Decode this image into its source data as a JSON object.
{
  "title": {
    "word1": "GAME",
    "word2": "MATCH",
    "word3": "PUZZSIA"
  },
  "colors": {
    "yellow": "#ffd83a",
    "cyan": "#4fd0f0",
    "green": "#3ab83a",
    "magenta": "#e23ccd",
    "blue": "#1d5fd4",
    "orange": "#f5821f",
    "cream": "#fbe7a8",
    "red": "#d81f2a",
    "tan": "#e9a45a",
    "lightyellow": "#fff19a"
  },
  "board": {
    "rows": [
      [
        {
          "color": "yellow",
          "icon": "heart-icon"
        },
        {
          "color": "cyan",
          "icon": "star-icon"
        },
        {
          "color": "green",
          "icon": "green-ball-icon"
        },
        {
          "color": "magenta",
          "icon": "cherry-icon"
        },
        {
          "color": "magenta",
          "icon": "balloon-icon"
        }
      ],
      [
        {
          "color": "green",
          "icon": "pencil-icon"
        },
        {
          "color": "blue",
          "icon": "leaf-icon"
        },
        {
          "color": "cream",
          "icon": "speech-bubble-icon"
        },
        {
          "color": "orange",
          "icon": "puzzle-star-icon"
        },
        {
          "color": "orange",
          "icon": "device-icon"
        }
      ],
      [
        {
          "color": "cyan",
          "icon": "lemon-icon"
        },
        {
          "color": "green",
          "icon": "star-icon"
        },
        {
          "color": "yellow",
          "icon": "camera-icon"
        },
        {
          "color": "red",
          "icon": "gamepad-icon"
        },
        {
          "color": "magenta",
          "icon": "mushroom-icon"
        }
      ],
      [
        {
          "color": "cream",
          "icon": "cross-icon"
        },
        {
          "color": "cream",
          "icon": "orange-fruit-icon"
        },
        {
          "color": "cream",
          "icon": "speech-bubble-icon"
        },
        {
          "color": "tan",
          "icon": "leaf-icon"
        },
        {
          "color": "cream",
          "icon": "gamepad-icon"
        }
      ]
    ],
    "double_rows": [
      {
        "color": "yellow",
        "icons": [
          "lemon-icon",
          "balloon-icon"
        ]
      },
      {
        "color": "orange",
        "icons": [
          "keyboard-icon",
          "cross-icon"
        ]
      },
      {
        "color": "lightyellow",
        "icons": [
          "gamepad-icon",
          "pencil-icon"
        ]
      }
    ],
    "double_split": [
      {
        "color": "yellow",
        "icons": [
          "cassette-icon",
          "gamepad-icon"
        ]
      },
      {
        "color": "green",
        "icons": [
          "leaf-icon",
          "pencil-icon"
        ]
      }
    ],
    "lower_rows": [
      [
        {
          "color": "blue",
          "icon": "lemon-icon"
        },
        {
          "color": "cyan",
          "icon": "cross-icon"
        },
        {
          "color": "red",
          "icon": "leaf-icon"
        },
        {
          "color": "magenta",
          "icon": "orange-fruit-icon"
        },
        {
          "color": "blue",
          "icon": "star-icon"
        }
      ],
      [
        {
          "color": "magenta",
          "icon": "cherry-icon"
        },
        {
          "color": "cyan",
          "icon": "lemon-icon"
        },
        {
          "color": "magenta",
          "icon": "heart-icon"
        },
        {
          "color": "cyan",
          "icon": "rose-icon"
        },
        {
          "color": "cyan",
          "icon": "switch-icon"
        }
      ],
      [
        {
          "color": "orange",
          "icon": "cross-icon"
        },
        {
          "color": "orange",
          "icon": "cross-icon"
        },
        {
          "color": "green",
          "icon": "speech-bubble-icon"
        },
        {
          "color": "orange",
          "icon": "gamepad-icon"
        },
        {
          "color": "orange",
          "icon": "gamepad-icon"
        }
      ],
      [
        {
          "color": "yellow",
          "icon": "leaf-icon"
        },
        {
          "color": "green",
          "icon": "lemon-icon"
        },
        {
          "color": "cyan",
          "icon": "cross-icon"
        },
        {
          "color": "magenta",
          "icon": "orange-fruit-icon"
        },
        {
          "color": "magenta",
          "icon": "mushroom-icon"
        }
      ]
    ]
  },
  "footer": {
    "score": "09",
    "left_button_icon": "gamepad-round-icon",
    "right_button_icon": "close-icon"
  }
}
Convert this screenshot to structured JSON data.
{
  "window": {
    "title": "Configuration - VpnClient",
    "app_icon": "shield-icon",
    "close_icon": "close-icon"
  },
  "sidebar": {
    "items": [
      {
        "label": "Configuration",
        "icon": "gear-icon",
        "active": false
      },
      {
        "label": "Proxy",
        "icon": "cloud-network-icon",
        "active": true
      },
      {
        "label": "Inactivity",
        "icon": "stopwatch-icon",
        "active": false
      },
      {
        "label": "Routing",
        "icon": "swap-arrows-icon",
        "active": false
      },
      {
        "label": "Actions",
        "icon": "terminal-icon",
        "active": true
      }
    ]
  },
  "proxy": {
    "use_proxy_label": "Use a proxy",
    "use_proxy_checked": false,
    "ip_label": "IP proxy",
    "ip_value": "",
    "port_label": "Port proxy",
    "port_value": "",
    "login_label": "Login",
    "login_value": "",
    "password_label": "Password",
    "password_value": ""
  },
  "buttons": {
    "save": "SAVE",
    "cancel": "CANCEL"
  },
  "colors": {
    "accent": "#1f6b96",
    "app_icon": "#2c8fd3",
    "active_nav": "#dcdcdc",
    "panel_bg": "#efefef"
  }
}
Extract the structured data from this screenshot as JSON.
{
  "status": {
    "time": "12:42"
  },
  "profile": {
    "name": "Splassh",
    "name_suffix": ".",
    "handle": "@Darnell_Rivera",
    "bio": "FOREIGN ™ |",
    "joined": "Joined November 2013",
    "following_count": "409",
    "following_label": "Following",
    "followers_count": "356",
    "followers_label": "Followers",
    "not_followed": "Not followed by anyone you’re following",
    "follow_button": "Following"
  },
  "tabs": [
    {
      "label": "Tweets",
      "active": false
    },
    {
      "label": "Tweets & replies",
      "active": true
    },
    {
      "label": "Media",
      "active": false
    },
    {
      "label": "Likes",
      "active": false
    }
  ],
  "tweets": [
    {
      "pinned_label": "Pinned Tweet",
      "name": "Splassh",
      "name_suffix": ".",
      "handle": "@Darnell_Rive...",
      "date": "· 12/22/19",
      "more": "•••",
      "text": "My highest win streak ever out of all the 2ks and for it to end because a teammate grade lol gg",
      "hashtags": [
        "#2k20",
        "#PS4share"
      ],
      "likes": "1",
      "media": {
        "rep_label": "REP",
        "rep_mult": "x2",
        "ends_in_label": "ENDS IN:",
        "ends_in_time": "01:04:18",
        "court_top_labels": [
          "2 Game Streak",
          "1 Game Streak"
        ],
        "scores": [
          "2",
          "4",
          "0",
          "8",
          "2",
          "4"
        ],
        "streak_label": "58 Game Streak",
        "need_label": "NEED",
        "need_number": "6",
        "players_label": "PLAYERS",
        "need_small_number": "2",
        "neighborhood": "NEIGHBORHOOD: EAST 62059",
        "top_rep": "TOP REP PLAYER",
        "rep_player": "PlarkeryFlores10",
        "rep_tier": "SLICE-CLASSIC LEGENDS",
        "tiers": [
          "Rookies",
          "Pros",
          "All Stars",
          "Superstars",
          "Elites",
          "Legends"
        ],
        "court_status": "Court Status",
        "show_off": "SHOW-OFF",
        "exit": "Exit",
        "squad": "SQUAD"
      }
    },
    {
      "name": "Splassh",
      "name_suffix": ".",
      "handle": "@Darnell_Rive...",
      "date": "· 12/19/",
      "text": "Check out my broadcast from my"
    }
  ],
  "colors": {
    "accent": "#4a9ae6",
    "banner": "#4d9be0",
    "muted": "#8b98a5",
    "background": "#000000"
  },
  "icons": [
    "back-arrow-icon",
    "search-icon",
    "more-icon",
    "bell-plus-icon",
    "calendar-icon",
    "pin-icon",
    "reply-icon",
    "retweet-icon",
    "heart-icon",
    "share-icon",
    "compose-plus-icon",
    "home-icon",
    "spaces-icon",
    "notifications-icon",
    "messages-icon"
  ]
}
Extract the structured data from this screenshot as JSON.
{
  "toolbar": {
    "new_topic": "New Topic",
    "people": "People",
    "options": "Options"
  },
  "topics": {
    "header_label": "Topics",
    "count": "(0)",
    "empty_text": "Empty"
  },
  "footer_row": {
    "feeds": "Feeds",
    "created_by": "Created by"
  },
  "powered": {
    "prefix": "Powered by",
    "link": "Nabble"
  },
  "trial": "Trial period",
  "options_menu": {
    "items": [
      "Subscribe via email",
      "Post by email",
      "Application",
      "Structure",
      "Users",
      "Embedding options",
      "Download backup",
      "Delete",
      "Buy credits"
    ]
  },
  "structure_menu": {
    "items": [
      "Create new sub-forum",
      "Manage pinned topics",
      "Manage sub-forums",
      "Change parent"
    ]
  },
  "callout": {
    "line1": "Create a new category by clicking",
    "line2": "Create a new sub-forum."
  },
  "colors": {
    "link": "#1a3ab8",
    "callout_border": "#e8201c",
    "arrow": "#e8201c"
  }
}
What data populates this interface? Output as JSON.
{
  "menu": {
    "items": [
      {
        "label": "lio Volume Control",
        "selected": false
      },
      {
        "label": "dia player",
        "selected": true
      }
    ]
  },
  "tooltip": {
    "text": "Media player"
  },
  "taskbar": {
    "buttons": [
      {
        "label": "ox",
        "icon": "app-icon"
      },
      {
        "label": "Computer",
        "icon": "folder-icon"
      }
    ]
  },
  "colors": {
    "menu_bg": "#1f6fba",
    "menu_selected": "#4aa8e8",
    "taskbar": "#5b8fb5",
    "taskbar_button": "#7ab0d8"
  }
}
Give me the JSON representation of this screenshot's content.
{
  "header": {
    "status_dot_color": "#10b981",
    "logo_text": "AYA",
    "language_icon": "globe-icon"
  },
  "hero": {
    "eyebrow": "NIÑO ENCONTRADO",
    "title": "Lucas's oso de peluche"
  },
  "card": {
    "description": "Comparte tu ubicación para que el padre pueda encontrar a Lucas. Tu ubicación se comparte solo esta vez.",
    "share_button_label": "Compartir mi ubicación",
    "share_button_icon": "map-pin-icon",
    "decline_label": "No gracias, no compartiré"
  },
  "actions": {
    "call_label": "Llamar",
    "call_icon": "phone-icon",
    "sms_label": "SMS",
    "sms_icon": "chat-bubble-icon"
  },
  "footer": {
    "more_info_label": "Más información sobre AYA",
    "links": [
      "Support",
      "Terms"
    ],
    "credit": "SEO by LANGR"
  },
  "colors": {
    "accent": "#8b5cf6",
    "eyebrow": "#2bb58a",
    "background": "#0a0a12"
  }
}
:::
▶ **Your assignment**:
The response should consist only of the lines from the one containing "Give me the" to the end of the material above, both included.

▶ **Expected output**:
Give me the JSON representation of this screenshot's content.
{
  "header": {
    "status_dot_color": "#10b981",
    "logo_text": "AYA",
    "language_icon": "globe-icon"
  },
  "hero": {
    "eyebrow": "NIÑO ENCONTRADO",
    "title": "Lucas's oso de peluche"
  },
  "card": {
    "description": "Comparte tu ubicación para que el padre pueda encontrar a Lucas. Tu ubicación se comparte solo esta vez.",
    "share_button_label": "Compartir mi ubicación",
    "share_button_icon": "map-pin-icon",
    "decline_label": "No gracias, no compartiré"
  },
  "actions": {
    "call_label": "Llamar",
    "call_icon": "phone-icon",
    "sms_label": "SMS",
    "sms_icon": "chat-bubble-icon"
  },
  "footer": {
    "more_info_label": "Más información sobre AYA",
    "links": [
      "Support",
      "Terms"
    ],
    "credit": "SEO by LANGR"
  },
  "colors": {
    "accent": "#8b5cf6",
    "eyebrow": "#2bb58a",
    "background": "#0a0a12"
  }
}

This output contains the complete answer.